**Task requirements:** Write every line below out again, exactly as given, but leave out the pictures.
##### Exercise inputs
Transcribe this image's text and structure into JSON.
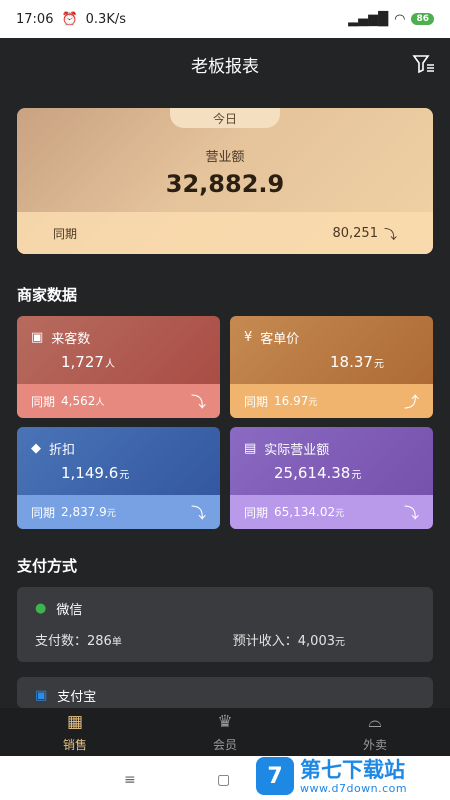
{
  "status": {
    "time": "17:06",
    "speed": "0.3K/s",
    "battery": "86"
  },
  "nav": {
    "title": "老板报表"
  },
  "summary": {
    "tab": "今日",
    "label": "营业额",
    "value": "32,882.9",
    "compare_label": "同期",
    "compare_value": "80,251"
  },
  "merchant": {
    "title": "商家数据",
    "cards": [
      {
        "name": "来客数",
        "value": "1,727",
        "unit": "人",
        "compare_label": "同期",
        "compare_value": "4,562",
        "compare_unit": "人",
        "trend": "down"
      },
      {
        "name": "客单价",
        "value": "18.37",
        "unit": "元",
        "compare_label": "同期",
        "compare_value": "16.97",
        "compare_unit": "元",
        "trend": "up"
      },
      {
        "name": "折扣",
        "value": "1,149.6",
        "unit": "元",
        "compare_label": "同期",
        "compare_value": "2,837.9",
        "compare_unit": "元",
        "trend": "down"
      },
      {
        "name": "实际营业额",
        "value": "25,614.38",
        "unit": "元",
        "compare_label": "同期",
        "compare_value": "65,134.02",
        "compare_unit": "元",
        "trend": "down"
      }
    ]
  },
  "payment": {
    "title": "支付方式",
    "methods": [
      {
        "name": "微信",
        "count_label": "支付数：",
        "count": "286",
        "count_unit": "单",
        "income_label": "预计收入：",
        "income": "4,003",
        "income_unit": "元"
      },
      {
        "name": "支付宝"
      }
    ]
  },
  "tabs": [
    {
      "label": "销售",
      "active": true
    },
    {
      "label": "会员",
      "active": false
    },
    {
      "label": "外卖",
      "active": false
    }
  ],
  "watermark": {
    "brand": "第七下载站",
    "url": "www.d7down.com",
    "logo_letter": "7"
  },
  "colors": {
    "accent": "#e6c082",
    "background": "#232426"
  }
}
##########
**Reply:**
Transcribe this image's text and structure into JSON.
{
  "status": {
    "time": "17:06",
    "speed": "0.3K/s",
    "battery": "86"
  },
  "nav": {
    "title": "老板报表"
  },
  "summary": {
    "tab": "今日",
    "label": "营业额",
    "value": "32,882.9",
    "compare_label": "同期",
    "compare_value": "80,251"
  },
  "merchant": {
    "title": "商家数据",
    "cards": [
      {
        "name": "来客数",
        "value": "1,727",
        "unit": "人",
        "compare_label": "同期",
        "compare_value": "4,562",
        "compare_unit": "人",
        "trend": "down"
      },
      {
        "name": "客单价",
        "value": "18.37",
        "unit": "元",
        "compare_label": "同期",
        "compare_value": "16.97",
        "compare_unit": "元",
        "trend": "up"
      },
      {
        "name": "折扣",
        "value": "1,149.6",
        "unit": "元",
        "compare_label": "同期",
        "compare_value": "2,837.9",
        "compare_unit": "元",
        "trend": "down"
      },
      {
        "name": "实际营业额",
        "value": "25,614.38",
        "unit": "元",
        "compare_label": "同期",
        "compare_value": "65,134.02",
        "compare_unit": "元",
        "trend": "down"
      }
    ]
  },
  "payment": {
    "title": "支付方式",
    "methods": [
      {
        "name": "微信",
        "count_label": "支付数：",
        "count": "286",
        "count_unit": "单",
        "income_label": "预计收入：",
        "income": "4,003",
        "income_unit": "元"
      },
      {
        "name": "支付宝"
      }
    ]
  },
  "tabs": [
    {
      "label": "销售",
      "active": true
    },
    {
      "label": "会员",
      "active": false
    },
    {
      "label": "外卖",
      "active": false
    }
  ],
  "watermark": {
    "brand": "第七下载站",
    "url": "www.d7down.com",
    "logo_letter": "7"
  },
  "colors": {
    "accent": "#e6c082",
    "background": "#232426"
  }
}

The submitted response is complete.